Posted by **Tammy** on Monday, October 15, 2007 at 9:33pm.

what distance should you keep between you and the car in front of you if the traffic is moving at 65mph? Your reaction time is 1s, and both the cars can decelerate at the same rate. Include reasonable estimate for the length of the car (you don't want your bumper to end up at the same location as the bumper or even the rear of the car in front of you).

65mph=29.05m/s

t=1s

a=constant

d=?

I am having trouble solving this problem. Would I use:

delta d = v_f^2 - v_0^2/(2a) But i don't think this is correct because there's no t and I also don't have a definite number for a. OR is the correct equation: d=d_0+v_0t+1/2at^2

but again I don't know a. Thanks in advance for your help. I really appreciate it.

- physics -
**bobpursley**, Monday, October 15, 2007 at 10:11pm
Why don't you find the final position when both have stopped, assuming the front car was d ahead at time zero? If the front car ends up behind the back car, a collision occured.
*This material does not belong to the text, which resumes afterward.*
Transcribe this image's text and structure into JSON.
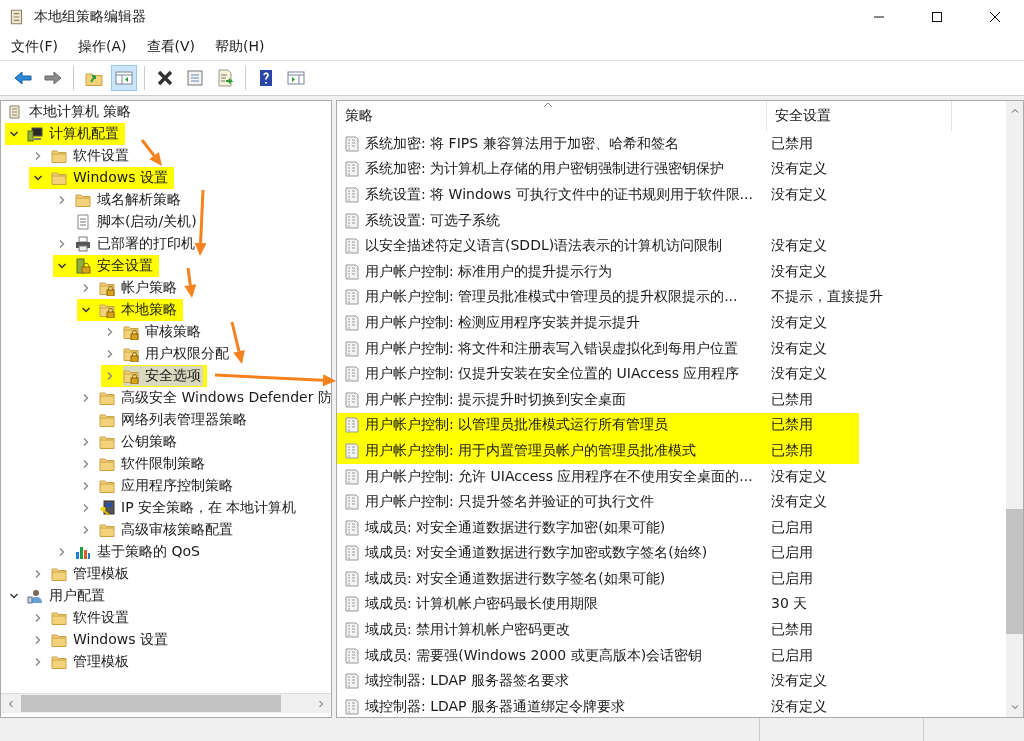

You will need to adjust d to not let that happen.

## Answer This Question

## Related Questions

- Physics - what distance should you keep between you and the car in front of you ...
- physics - what distance should you keep between you and the car in front of you ...
- Physics - You are driving at the speed of 33.4 m/s (74.7296 mph) when suddenly ...
- Physics - You are sitting in your car at a traffic light at the foot of a 200 ft...
- Physics - The stoplights on a street are designed to keep traffic moving at 34 ...
- University Physics - Consider this traffic problem that is played out in many ...
- Physics - You are driving at the speed of 33.4 m/s (74.7296 mph) when suddenly ...
- physics - Traffic shock wave. An abrupt slowdown in concentrated traffic can ...
- kinetics - a stationary car is hit from behind by another car travelling at 40km...
- kinetics - a stationary car is hit from behind by another car travelling at 40km...

More Related Questions